For some reason, I have done quite a few mashups with BeyoncÃ©â€™s vocals; perhaps it is because there were a lot of her vocal tracks available on the a cappella site that I frequented before getting kicked off for not contributing any a cappella tracks of my own. I will not share all of the BeyoncÃ© tracks, as some are kind of messy or dull. I am quite fond of this one, though.
One thing that may sell me on a mashup is if the song is in a completely different key from the song that the vocals had come from and still works. The first half of this mashup is an example of that. The original BeyoncÃ© song, Single Ladies, is in the key of F major. Yeah, it may just sound like tuneless noise to some, but it is in F major. The backing track, Firesuite by the band Doves, is in the key of D minor. Even with the somewhat odd chord structure of â€œFiresuiteâ€ during the first minute, it manages to fit quite well with BeyoncÃ©â€™s vocals, even the harmonies.

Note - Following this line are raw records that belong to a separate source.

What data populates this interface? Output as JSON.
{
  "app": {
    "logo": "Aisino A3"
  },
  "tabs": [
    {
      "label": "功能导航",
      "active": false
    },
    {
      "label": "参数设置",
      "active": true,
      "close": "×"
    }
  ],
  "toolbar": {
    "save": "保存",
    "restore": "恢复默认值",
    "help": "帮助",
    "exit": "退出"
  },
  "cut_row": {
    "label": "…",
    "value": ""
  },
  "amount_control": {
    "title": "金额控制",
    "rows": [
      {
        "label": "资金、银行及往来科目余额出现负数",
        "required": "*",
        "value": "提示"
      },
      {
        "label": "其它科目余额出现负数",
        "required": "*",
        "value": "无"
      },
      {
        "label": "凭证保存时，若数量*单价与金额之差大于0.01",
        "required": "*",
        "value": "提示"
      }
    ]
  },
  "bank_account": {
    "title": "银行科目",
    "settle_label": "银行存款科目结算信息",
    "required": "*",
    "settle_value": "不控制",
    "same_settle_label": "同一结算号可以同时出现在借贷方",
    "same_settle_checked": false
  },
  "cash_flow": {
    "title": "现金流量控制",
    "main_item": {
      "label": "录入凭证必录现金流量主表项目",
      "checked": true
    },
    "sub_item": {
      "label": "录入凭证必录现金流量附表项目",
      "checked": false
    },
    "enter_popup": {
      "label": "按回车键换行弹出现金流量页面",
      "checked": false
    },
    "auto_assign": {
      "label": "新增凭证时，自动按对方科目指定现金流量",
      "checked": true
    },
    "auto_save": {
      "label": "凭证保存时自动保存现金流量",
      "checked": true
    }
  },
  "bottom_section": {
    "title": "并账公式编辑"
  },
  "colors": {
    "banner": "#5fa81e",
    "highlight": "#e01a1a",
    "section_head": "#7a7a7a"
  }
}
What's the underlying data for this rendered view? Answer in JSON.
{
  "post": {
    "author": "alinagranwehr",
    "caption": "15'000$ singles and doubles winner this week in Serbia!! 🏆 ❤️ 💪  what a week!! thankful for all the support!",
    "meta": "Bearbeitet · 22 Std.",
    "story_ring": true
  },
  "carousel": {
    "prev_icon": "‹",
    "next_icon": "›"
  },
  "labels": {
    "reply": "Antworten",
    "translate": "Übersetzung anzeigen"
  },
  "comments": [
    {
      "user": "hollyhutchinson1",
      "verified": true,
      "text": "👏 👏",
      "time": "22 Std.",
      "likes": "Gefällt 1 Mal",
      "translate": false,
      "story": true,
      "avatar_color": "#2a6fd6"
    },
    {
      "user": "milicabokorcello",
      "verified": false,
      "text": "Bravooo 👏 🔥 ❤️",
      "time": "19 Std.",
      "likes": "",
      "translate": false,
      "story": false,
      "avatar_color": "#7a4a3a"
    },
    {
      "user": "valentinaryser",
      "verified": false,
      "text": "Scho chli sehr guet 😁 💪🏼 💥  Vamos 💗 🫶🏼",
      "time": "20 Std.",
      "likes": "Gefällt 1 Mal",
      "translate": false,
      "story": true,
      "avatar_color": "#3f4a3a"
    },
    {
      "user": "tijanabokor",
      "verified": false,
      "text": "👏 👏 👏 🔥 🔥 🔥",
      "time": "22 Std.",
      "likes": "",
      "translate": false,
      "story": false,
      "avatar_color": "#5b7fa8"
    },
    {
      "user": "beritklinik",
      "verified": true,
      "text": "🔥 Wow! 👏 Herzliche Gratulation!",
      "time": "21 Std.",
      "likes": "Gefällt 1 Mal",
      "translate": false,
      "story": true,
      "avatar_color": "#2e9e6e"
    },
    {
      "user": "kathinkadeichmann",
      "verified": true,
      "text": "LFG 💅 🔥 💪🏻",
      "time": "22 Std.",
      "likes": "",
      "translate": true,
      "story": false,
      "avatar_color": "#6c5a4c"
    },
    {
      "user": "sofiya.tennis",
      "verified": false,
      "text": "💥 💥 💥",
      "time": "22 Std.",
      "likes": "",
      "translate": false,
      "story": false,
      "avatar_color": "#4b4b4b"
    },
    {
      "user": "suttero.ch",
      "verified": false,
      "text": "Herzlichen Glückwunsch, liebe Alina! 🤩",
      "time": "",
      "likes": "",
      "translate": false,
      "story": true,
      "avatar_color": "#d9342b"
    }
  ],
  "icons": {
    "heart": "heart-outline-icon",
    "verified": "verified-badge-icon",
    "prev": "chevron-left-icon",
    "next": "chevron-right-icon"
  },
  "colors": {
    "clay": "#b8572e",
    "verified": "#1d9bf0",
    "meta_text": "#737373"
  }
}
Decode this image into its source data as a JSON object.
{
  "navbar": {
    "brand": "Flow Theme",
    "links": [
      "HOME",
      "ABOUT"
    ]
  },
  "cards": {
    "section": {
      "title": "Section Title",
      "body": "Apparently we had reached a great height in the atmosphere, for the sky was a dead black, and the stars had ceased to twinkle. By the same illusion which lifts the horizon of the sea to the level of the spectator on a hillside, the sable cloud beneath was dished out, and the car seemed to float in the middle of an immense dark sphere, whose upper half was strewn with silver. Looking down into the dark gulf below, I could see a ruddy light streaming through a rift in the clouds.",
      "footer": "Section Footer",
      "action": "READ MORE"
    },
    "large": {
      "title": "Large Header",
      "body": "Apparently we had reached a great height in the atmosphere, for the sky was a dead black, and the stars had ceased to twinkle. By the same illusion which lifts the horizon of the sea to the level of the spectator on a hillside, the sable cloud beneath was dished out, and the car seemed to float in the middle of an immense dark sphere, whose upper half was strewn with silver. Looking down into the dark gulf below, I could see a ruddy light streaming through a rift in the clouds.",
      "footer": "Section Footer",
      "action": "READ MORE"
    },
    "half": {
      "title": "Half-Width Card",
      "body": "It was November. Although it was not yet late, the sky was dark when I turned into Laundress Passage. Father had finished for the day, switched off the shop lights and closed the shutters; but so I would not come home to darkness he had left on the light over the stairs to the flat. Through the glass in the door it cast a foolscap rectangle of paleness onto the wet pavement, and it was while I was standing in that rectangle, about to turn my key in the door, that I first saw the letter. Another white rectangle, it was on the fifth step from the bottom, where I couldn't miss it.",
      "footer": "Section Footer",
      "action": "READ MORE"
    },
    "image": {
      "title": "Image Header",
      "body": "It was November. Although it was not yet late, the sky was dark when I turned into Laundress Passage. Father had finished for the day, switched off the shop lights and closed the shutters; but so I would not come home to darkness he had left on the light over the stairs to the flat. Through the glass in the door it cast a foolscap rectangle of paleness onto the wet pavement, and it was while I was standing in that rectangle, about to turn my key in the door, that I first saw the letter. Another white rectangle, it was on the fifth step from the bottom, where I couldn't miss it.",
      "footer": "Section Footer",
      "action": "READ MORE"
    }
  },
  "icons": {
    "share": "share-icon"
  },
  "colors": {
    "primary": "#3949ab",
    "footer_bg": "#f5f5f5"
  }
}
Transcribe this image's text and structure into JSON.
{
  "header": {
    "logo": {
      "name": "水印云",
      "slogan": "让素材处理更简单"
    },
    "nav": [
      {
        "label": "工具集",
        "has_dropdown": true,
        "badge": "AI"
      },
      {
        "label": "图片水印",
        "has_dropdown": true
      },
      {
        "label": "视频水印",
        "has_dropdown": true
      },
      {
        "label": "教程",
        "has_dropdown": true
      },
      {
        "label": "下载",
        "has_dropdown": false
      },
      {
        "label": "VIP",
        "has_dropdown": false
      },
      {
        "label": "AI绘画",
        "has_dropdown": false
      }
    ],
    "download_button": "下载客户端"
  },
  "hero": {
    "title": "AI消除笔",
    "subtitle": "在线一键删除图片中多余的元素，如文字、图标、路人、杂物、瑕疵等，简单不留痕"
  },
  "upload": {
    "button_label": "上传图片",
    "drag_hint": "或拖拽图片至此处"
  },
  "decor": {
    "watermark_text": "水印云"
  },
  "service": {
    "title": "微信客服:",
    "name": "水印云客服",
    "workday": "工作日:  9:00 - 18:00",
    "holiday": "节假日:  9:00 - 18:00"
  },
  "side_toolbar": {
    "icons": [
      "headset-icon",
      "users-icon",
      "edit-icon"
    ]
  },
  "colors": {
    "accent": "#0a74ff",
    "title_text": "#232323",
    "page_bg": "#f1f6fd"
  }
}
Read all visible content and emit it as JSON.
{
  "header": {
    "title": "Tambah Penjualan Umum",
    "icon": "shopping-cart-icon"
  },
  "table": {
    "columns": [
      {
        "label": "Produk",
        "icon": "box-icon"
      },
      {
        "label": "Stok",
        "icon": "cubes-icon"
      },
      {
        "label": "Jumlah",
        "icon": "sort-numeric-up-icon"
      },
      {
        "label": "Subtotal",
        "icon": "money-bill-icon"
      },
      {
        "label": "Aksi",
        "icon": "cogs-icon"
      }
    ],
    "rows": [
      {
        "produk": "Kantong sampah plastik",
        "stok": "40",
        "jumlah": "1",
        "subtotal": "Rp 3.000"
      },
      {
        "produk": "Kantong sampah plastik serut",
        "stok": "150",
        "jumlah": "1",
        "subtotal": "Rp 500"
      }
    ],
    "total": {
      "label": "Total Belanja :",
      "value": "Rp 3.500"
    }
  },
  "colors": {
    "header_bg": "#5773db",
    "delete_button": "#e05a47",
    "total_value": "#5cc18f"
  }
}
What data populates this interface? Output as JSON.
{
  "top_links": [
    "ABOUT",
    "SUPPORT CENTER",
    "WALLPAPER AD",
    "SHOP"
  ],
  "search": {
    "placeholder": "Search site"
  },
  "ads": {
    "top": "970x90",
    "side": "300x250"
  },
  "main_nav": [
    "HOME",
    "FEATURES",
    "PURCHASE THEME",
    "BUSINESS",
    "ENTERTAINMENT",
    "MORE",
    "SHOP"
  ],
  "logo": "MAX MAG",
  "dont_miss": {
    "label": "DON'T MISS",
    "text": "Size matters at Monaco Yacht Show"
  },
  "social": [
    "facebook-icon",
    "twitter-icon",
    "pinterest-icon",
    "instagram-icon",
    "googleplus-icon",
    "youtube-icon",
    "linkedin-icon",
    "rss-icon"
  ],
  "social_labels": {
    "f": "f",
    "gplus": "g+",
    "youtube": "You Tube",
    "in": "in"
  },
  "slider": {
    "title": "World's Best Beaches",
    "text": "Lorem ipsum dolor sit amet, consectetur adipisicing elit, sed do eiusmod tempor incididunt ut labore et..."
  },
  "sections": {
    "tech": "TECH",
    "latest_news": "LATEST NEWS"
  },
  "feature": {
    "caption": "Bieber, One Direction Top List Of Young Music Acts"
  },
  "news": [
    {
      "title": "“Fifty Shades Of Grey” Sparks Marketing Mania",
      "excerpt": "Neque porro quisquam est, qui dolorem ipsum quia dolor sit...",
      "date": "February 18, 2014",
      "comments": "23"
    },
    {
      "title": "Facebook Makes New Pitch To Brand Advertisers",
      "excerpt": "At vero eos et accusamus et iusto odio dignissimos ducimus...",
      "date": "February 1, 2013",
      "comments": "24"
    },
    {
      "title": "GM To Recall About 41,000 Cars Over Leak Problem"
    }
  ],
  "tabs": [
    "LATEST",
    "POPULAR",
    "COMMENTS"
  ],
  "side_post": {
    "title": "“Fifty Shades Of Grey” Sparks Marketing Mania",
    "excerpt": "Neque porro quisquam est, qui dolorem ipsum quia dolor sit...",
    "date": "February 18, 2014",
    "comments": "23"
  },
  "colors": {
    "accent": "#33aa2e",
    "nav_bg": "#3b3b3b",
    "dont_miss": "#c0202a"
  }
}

Originally, I would have had â€œFiresuiteâ€ as the backing track the whole way through. The bridge of â€œSingle Ladiesâ€, though, put a stop to that. I suppose that I could have changed the pitch of â€œFiresuiteâ€ to play E sharp and C chords, but I considered that tactic to be cheating. Cutting up elements of a song is fine, as is changing the speed overall or tinkering with volume, but selectively altering the pitch was a step too far for me. While I have changed the pitch of certain songs in order to fit melodically with each other, I usually had done so for the entire song so as to keep it consistent. Changing the pitch of only certain elements would undercut the purpose of using that particular track in my opinion, so I did that rarely.
In this case, I decided to use other songs entirely. Some mashup artists like to switch up the sound of their songs on occasion. Others do it a lot, particularly in some long-form project. I usually did not do this, usually out of laziness, but mostly because I want to see how two or more songs gel with each other through the long haul. So while I may add song elements later on in a mashup, I usually do not take one away halfway through. In this case, though, I had to make an exception or just scrap the entire mashup and start over. And I liked it too much to do that.
Instead of playing â€œFiresuiteâ€ all the way through, I placed the outro early on so that it disappears around halfway through. As a replacement, I faded in with My DoorbellÂ by The White Stripes, extending the second chorus enough so that it was not immediately noticeable unless you already know that it is coming. I am not exactly sure why I decided against, just dropping it in without warning, but maybe it would not have sounded as good given that â€œFiresuiteâ€ kids of drops out at that time. I suppose that My Doorbell would have been a more obvious choice for a backing track, since it is almost in the same key as â€œSingle Ladiesâ€, has the chords necessary for the bridge, and the repeated line â€œring itâ€ sounds similar to â€œring on itâ€. Unfortunately, after the full, lush sound of â€œFirestuiteâ€, simply playing the stripped down and jumpy sound of â€œMy Doorbellâ€ would have sounded awkwardly goofy. In order to allow for a smoother and subtle transition from the first half of the song to the second, I included a small part of the song Battleflag by Lo-Fidelity Allstars. I suppose that I could have used any bit of a song, but I chose that one. And then it was just easy sailing to the end.